The idea of concussions being a significant injury was a completely foreign thought for most of Hartings’ career in the league. It was something the players didn’t take seriously and would purposefully try to circumvent to keep playing. Now that he is coaching football himself, Hartings more readily sees the impact concussions can have on the football field.
Hartings joined Alex Marvez and Vic Carucci on the Late Hits show on Sirius XM NFL radio from the “Heads Up Football” symposium in Canton, Ohio to discuss his experience with concussions. The symposium is a gathering of over 100 coaches that discuss how to improve football safety.
Hartings said he was discussing the matter with former Buffalo Bills defensive end Phil Hansen about how the players initially took to the idea of concussion tests when it first was introduced to the NFL.
“We were talking about this impact concussion test,” Hartings said. “I remember it came out in ’05 or ’06, right when I was retiring basically and it was kind of a joke. Nobody really took it seriously. We just kind of complained about having to do it – faked our way through it.”
Hartings is coaching now and said he had six or seven kids on his team suffer concussions last year. He said one kid had to spend a week in the hospital because of the injury. The experience helped drive home the seriousness of concussions to Hartings.
“I think the publicity has helped the NFL and helped everyone come around and start teaching us about the significant impact a concussion can have on you long-term and short-term,” Hartings said.
“The other thing that I learned this week and through that experience is you have to take concussions seriously. It’s a part of the game. I don’t want to make a comparison to a sprained ankle but when a player sprains his ankle you sit him out.

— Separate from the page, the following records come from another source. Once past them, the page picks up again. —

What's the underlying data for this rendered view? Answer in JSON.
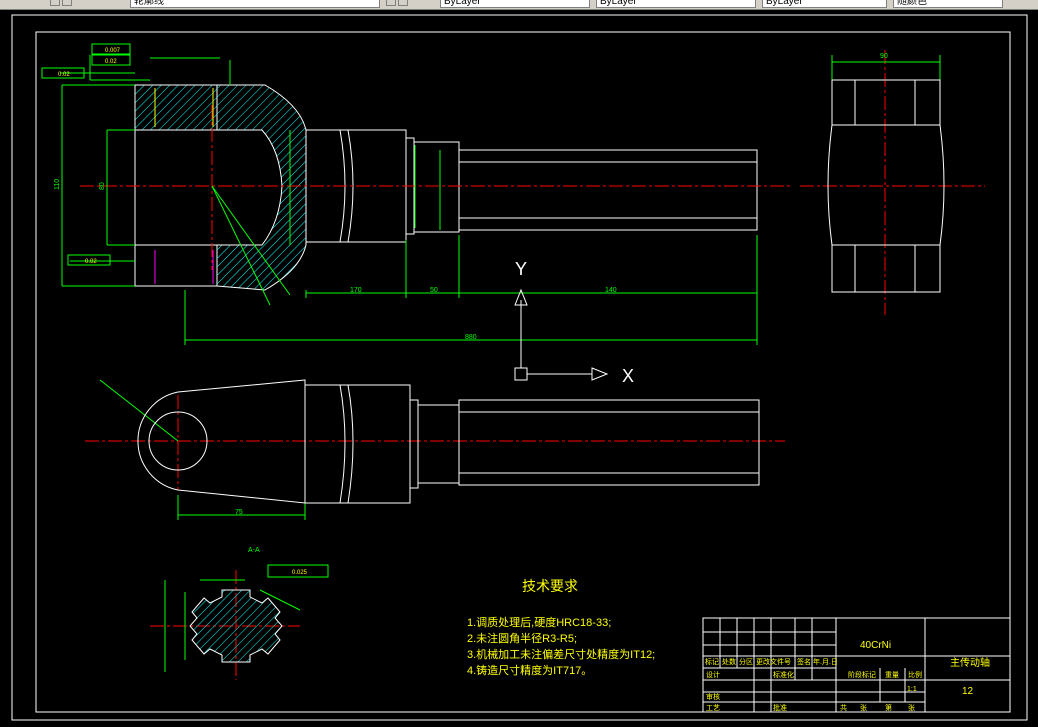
{
  "toolbar": {
    "linetype_value": "ByLayer",
    "lineweight_value": "ByLayer",
    "plotstyle_value": "ByLayer",
    "color_value": "随颜色",
    "layer_value": "轮廓线"
  },
  "drawing": {
    "tech_title": "技术要求",
    "notes": [
      "1.调质处理后,硬度HRC18-33;",
      "2.未注圆角半径R3-R5;",
      "3.机械加工未注偏差尺寸处精度为IT12;",
      "4.铸造尺寸精度为IT717。"
    ],
    "ucs": {
      "x_label": "X",
      "y_label": "Y"
    },
    "dims": {
      "overall_length": "880",
      "len_a": "170",
      "len_b": "50",
      "len_c": "140",
      "height_main": "110",
      "height_inner": "80",
      "width_right": "90",
      "bottom_len": "75",
      "gdt1": "0.007",
      "gdt2": "0.02",
      "gdt3": "0.02",
      "gdt4": "0.02",
      "section_label": "A-A",
      "section_gdt": "0.025"
    },
    "title_block": {
      "material": "40CrNi",
      "part_name": "主传动轴",
      "sheet_no": "12",
      "scale": "1:1",
      "row_labels": [
        "标记",
        "处数",
        "分区",
        "更改文件号",
        "签名",
        "年.月.日"
      ],
      "design": "设计",
      "standard": "标准化",
      "stage": "阶段标记",
      "weight": "重量",
      "ratio": "比例",
      "review": "审核",
      "craft": "工艺",
      "approve": "批准",
      "total": "共",
      "sheet": "张",
      "page": "第"
    }
  }
}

When he injures his brain, you need to sit him out and you’ve got to take that even more seriously and make sure when they come back they’re fully ready to come back.”
Hartings believes the injuries can be handled properly so that the long-term effects of concussions aren’t problematic and coaches have adequate knowledge of how to deal with concussions when they arise.
“If we handle these injuries the proper way, as a mother you have no reason to be concerned about your son playing football,” Hartings said. “As a matter of fact, I believe that the rewards far outweigh the risks.”